Bashir Beg, ex-CRPF officer and a popular member of Indian-Hyderabadi community in Canada, passes away

Hyderabad: Mirza Bashir Beg, a pillar of the Indian-Hyderabadi community in Toronto, Canada, passed away on Friday.

According to a statement issued by his family, “Beg died of issues resulting from cardiac arrest October 8.”

Namaz e janaza (the last prayer for him) was held at Islamic Foundation (Nugget Mosque) following Zuhr (noon) prayers. The funeral rites were carried out at Pine Ridge Memorial Gardens.

Beg’s first cousin Fatima Zarafshan who lives in Hyderabad said that the deceased father, Qadir Beg had served in the Nizam’s army. “Most of my family members are or has been in the Defence Services of India,” she informed.
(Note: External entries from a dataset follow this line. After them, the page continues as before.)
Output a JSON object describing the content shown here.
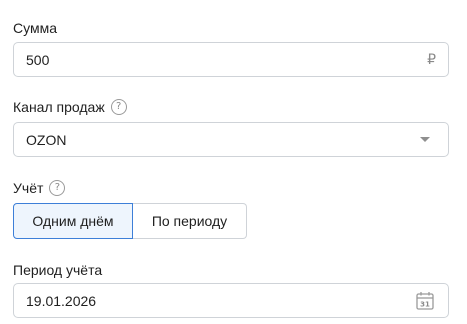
{
  "amount": {
    "label": "Сумма",
    "value": "500",
    "currency": "₽"
  },
  "sales_channel": {
    "label": "Канал продаж",
    "help": "?",
    "selected": "OZON"
  },
  "accounting": {
    "label": "Учёт",
    "help": "?",
    "options": [
      "Одним днём",
      "По периоду"
    ],
    "selected_index": 0
  },
  "period": {
    "label": "Период учёта",
    "value": "19.01.2026",
    "calendar_day": "31"
  },
  "colors": {
    "accent": "#3d7fd8",
    "active_bg": "#eef5fd",
    "border": "#cfd3d8"
  }
}
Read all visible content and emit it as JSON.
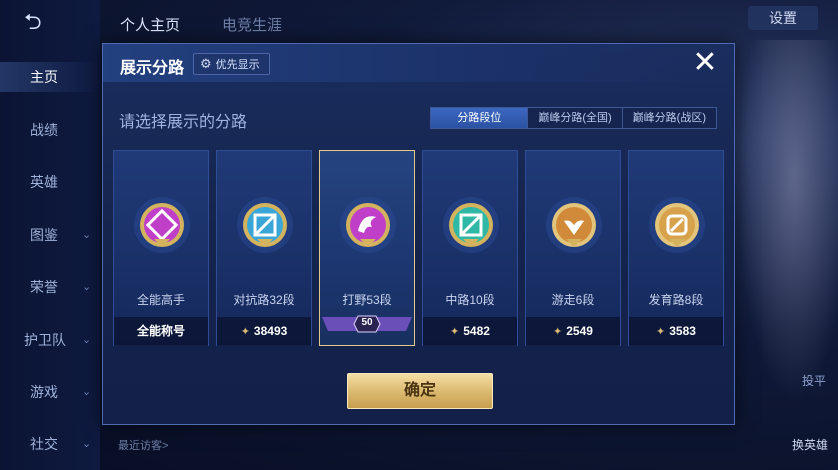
{
  "background": {
    "back_icon": "back-arrow-icon",
    "top_tabs": [
      "个人主页",
      "电竞生涯"
    ],
    "settings_label": "设置",
    "sidebar": [
      {
        "label": "主页",
        "active": true
      },
      {
        "label": "战绩"
      },
      {
        "label": "英雄"
      },
      {
        "label": "图鉴"
      },
      {
        "label": "荣誉"
      },
      {
        "label": "护卫队"
      },
      {
        "label": "游戏"
      },
      {
        "label": "社交"
      }
    ],
    "recent_visit": "最近访客>",
    "switch_hero_label": "换英雄",
    "peek_label": "投平"
  },
  "dialog": {
    "title": "展示分路",
    "priority_button": "优先显示",
    "close_icon": "close-icon",
    "subtitle": "请选择展示的分路",
    "segments": [
      {
        "label": "分路段位",
        "active": true
      },
      {
        "label": "巅峰分路(全国)"
      },
      {
        "label": "巅峰分路(战区)"
      }
    ],
    "cards": [
      {
        "name": "全能高手",
        "stat": "全能称号",
        "emblem_color": "#c03fc8",
        "show_diamond": false
      },
      {
        "name": "对抗路32段",
        "stat": "38493",
        "emblem_color": "#3aa6d8",
        "show_diamond": true
      },
      {
        "name": "打野53段",
        "stat": "",
        "emblem_color": "#c03fc8",
        "show_diamond": false,
        "selected": true,
        "level_badge": "50"
      },
      {
        "name": "中路10段",
        "stat": "5482",
        "emblem_color": "#2fb8a5",
        "show_diamond": true
      },
      {
        "name": "游走6段",
        "stat": "2549",
        "emblem_color": "#d08a3a",
        "show_diamond": true
      },
      {
        "name": "发育路8段",
        "stat": "3583",
        "emblem_color": "#d8a24c",
        "show_diamond": true
      }
    ],
    "confirm_button": "确定"
  },
  "colors": {
    "accent_gold": "#e3c98a",
    "panel_blue": "#1a2d5e",
    "active_tab": "#3c67c0"
  }
}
Zarafshan informed that the family of Beg had owned a house spread over four-acre behind Virinchi Hospitals on Road Number One, Banjara Hills.

Bashir Beg had his primary education at Mahboobia (that became a school solely for girls later) and moved to Aliya High School which was almost next door to Mahboobia.

After finishing his service with the CRPF he moved to Canada in the early ninety eighties. He was a regular visitor to his hometown, Hyderabad. The last time he was here was in 2018 to attend a wedding in his extended family, she added.

According to a noted Hyderabadi-Canadian researcher Mohammad Ayub Khan, Beg had initially trained at the National Defence Academy in Dehradun where he was in a junior batch at the time when Captain Amrinder Singh (now former Chief Minister of Punjab) was a senior. He later served in the Central Reserve Police Force in many areas of India before migrating to Canada.

“Beg saheb had voluminous knowledge on Hyderabad and Hyderabadi families. His memory was phenomenal and his friendships were legendary. He maintained lifelong friendships dating back to his pre-school days from Aliya School.

On 26th of September he phoned me and recalled that he knew Captain Pandu Ranga Reddy when he was a NCC cadet. I gave him his number and they both instantly recognized each other after a gap of sixty years.

He was a kind person and encouraged young folks to take up challenging tasks in life. A few months ago he gave me his copy of Gen. Eidroos Seven Loaves of Hyderabad.

He was in the process of publishing Ziya Yar Jung’s Persian collection of poetry soon.

People in Canada will miss him,” Khan concluded.

Beg was the eldest among six brothers. The others are Aziz Beg, Mahboob Beg, Nazeer Beg, Dastagir Beg and Alamgir Beg. Among the brothers, Alamgir, the youngest one, was the first one to have passed away.